Stored entries:
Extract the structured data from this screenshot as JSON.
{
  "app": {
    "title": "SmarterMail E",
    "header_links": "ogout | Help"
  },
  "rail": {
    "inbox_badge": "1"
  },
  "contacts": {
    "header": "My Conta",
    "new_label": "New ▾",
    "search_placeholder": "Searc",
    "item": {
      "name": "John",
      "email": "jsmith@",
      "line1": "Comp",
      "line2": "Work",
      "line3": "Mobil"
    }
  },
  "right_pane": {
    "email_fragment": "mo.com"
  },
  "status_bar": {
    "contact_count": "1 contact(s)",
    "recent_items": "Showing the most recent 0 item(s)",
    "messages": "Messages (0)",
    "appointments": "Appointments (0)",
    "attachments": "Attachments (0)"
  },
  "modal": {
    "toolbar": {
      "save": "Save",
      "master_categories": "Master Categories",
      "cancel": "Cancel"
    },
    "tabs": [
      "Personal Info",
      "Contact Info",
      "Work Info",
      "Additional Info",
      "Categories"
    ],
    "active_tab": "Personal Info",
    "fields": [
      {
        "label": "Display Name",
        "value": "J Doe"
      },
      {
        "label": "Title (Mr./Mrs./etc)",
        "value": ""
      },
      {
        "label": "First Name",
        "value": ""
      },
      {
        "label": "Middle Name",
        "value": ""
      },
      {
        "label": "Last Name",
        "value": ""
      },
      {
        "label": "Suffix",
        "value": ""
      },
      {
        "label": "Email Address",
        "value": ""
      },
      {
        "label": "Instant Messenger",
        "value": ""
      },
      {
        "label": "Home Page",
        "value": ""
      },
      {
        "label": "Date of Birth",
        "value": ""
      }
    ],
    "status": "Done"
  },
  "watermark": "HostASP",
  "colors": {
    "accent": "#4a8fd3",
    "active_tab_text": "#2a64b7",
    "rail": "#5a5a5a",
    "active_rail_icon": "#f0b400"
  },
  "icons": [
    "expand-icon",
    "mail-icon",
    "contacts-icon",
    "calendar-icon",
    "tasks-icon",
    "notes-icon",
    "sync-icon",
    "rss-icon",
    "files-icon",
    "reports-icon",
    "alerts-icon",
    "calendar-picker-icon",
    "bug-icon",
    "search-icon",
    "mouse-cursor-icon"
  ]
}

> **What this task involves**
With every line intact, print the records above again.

> **Response box**
Extract the structured data from this screenshot as JSON.
{
  "app": {
    "title": "SmarterMail E",
    "header_links": "ogout | Help"
  },
  "rail": {
    "inbox_badge": "1"
  },
  "contacts": {
    "header": "My Conta",
    "new_label": "New ▾",
    "search_placeholder": "Searc",
    "item": {
      "name": "John",
      "email": "jsmith@",
      "line1": "Comp",
      "line2": "Work",
      "line3": "Mobil"
    }
  },
  "right_pane": {
    "email_fragment": "mo.com"
  },
  "status_bar": {
    "contact_count": "1 contact(s)",
    "recent_items": "Showing the most recent 0 item(s)",
    "messages": "Messages (0)",
    "appointments": "Appointments (0)",
    "attachments": "Attachments (0)"
  },
  "modal": {
    "toolbar": {
      "save": "Save",
      "master_categories": "Master Categories",
      "cancel": "Cancel"
    },
    "tabs": [
      "Personal Info",
      "Contact Info",
      "Work Info",
      "Additional Info",
      "Categories"
    ],
    "active_tab": "Personal Info",
    "fields": [
      {
        "label": "Display Name",
        "value": "J Doe"
      },
      {
        "label": "Title (Mr./Mrs./etc)",
        "value": ""
      },
      {
        "label": "First Name",
        "value": ""
      },
      {
        "label": "Middle Name",
        "value": ""
      },
      {
        "label": "Last Name",
        "value": ""
      },
      {
        "label": "Suffix",
        "value": ""
      },
      {
        "label": "Email Address",
        "value": ""
      },
      {
        "label": "Instant Messenger",
        "value": ""
      },
      {
        "label": "Home Page",
        "value": ""
      },
      {
        "label": "Date of Birth",
        "value": ""
      }
    ],
    "status": "Done"
  },
  "watermark": "HostASP",
  "colors": {
    "accent": "#4a8fd3",
    "active_tab_text": "#2a64b7",
    "rail": "#5a5a5a",
    "active_rail_icon": "#f0b400"
  },
  "icons": [
    "expand-icon",
    "mail-icon",
    "contacts-icon",
    "calendar-icon",
    "tasks-icon",
    "notes-icon",
    "sync-icon",
    "rss-icon",
    "files-icon",
    "reports-icon",
    "alerts-icon",
    "calendar-picker-icon",
    "bug-icon",
    "search-icon",
    "mouse-cursor-icon"
  ]
}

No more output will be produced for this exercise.